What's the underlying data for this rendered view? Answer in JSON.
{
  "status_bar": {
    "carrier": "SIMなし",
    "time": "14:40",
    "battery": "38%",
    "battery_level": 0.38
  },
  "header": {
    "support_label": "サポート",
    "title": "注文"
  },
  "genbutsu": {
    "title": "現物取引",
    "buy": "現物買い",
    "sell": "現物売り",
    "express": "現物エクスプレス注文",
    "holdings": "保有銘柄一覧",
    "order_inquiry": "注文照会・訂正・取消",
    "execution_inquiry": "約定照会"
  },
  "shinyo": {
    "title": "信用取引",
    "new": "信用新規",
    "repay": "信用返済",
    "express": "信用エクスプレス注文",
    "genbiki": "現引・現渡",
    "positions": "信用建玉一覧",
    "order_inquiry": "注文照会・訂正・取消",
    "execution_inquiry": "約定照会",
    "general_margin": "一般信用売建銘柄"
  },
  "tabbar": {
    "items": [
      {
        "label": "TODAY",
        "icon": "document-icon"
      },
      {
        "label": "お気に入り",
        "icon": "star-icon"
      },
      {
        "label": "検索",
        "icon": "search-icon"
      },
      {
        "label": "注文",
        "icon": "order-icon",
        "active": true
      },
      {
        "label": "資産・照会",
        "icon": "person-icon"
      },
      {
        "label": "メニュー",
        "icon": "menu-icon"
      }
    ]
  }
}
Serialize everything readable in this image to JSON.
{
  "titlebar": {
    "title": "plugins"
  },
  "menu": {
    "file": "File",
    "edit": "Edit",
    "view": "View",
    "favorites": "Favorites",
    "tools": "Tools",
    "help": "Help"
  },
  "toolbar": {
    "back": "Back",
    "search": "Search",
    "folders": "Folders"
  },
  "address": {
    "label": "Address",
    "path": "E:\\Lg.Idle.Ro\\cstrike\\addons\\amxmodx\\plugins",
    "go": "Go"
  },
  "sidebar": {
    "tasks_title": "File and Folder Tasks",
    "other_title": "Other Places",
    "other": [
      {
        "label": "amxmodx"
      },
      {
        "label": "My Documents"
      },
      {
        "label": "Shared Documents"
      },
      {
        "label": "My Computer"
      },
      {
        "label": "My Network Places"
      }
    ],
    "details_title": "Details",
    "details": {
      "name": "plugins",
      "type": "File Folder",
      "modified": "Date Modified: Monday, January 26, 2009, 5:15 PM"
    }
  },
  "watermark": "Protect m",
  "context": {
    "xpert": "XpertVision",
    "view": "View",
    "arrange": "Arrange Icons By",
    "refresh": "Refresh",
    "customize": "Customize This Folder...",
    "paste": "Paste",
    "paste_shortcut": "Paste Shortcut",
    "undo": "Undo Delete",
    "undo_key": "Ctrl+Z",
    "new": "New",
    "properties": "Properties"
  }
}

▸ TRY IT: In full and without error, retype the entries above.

▸ ANSWER TO THIS PROBLEM:
What's the underlying data for this rendered view? Answer in JSON.
{
  "status_bar": {
    "carrier": "SIMなし",
    "time": "14:40",
    "battery": "38%",
    "battery_level": 0.38
  },
  "header": {
    "support_label": "サポート",
    "title": "注文"
  },
  "genbutsu": {
    "title": "現物取引",
    "buy": "現物買い",
    "sell": "現物売り",
    "express": "現物エクスプレス注文",
    "holdings": "保有銘柄一覧",
    "order_inquiry": "注文照会・訂正・取消",
    "execution_inquiry": "約定照会"
  },
  "shinyo": {
    "title": "信用取引",
    "new": "信用新規",
    "repay": "信用返済",
    "express": "信用エクスプレス注文",
    "genbiki": "現引・現渡",
    "positions": "信用建玉一覧",
    "order_inquiry": "注文照会・訂正・取消",
    "execution_inquiry": "約定照会",
    "general_margin": "一般信用売建銘柄"
  },
  "tabbar": {
    "items": [
      {
        "label": "TODAY",
        "icon": "document-icon"
      },
      {
        "label": "お気に入り",
        "icon": "star-icon"
      },
      {
        "label": "検索",
        "icon": "search-icon"
      },
      {
        "label": "注文",
        "icon": "order-icon",
        "active": true
      },
      {
        "label": "資産・照会",
        "icon": "person-icon"
      },
      {
        "label": "メニュー",
        "icon": "menu-icon"
      }
    ]
  }
}
Serialize everything readable in this image to JSON.
{
  "titlebar": {
    "title": "plugins"
  },
  "menu": {
    "file": "File",
    "edit": "Edit",
    "view": "View",
    "favorites": "Favorites",
    "tools": "Tools",
    "help": "Help"
  },
  "toolbar": {
    "back": "Back",
    "search": "Search",
    "folders": "Folders"
  },
  "address": {
    "label": "Address",
    "path": "E:\\Lg.Idle.Ro\\cstrike\\addons\\amxmodx\\plugins",
    "go": "Go"
  },
  "sidebar": {
    "tasks_title": "File and Folder Tasks",
    "other_title": "Other Places",
    "other": [
      {
        "label": "amxmodx"
      },
      {
        "label": "My Documents"
      },
      {
        "label": "Shared Documents"
      },
      {
        "label": "My Computer"
      },
      {
        "label": "My Network Places"
      }
    ],
    "details_title": "Details",
    "details": {
      "name": "plugins",
      "type": "File Folder",
      "modified": "Date Modified: Monday, January 26, 2009, 5:15 PM"
    }
  },
  "watermark": "Protect m",
  "context": {
    "xpert": "XpertVision",
    "view": "View",
    "arrange": "Arrange Icons By",
    "refresh": "Refresh",
    "customize": "Customize This Folder...",
    "paste": "Paste",
    "paste_shortcut": "Paste Shortcut",
    "undo": "Undo Delete",
    "undo_key": "Ctrl+Z",
    "new": "New",
    "properties": "Properties"
  }
}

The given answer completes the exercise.